>>> from sympy.utilities.iterables import topological_sort
>>> topological_sort((V, E))
[3, 5, 7, 8, 11, 2, 9, 10]
If specific tie breaking approach is needed, use key parameter:
>>> topological_sort((V, E), key=lambda v: v)
[7, 5, 11, 3, 10, 8, 9, 2]
Only acyclic graphs can be sorted. If the input graph has a cycle, then ValueError will be raised:
>>> topological_sort((V, E + [(10, 7)]))
Traceback (most recent call last):
...
ValueError: cycle detected
Group iter into tuples of length n. Raise an error if the length of iter is not a multiple of n.
Yield unique elements from seq as an iterator. The second parameter result is used internally; it is not necessary to pass anything for this.
Examples
>>> from sympy.utilities.iterables import uniq
>>> dat = [1, 4, 1, 5, 4, 2, 1, 2]
>>> type(uniq(dat)) in (list, tuple)
False
>>> list(uniq(dat))
[1, 4, 5, 2]
>>> list(uniq(x for x in dat))
[1, 4, 5, 2]
>>> list(uniq([[1], [2, 1], [1]]))
[[1], [2, 1]]
Wrapper to necklaces to return a free (unrestricted) necklace.
Returns a generator of the nsized variations of seq (size N). repetition controls whether items in seq can appear more than once;
See also
sympy.core.compatibility.permutations, sympy.core.compatibility.product
Examples
variations(seq, n) will return N! / (N  n)! permutations without repetition of seq’s elements:
>>> from sympy.utilities.iterables import variations
>>> list(variations([1, 2], 2))
[(1, 2), (2, 1)]
variations(seq, n, True) will return the N**n permutations obtained by allowing repetition of elements:
>>> list(variations([1, 2], 2, repetition=True))

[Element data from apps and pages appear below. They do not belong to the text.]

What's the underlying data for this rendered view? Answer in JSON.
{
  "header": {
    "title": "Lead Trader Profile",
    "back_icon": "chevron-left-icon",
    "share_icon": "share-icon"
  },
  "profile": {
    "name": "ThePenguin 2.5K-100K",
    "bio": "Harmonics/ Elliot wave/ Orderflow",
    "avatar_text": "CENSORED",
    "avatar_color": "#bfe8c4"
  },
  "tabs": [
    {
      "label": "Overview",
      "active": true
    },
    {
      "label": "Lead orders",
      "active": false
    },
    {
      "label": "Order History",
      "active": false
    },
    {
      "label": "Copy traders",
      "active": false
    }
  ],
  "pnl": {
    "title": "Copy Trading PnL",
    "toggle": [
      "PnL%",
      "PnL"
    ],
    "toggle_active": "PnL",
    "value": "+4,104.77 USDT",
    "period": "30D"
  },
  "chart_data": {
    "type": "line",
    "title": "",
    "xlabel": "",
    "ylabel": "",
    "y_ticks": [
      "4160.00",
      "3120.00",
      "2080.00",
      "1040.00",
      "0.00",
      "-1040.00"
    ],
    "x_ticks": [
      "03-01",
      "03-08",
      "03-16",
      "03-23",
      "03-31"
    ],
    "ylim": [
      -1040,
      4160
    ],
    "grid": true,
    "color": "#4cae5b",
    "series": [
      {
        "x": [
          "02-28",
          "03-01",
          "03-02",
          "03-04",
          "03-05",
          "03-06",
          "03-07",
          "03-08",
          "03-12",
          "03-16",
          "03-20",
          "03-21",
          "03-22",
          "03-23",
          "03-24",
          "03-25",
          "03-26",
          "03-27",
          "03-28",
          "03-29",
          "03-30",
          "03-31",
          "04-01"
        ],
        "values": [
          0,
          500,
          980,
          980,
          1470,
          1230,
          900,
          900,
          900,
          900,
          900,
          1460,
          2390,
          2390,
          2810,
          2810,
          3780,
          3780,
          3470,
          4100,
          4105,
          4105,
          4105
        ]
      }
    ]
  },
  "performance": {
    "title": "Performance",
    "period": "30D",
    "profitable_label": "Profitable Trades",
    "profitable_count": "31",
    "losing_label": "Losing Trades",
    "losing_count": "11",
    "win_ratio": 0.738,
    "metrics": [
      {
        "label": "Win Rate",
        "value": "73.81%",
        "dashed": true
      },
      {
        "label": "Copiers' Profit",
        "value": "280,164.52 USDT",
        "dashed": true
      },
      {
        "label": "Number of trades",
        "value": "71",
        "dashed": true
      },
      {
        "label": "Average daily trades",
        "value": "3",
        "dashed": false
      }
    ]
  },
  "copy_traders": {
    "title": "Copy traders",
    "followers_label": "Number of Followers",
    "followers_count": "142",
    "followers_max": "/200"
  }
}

[(1, 1), (1, 2), (2, 1), (2, 2)]
If you ask for more items than are in the set you get the empty set unless you allow repetitions:
>>> list(variations([0, 1], 3, repetition=False))
[]
>>> list(variations([0, 1], 3, repetition=True))[:4]
[(0, 0, 0), (0, 0, 1), (0, 1, 0), (0, 1, 1)]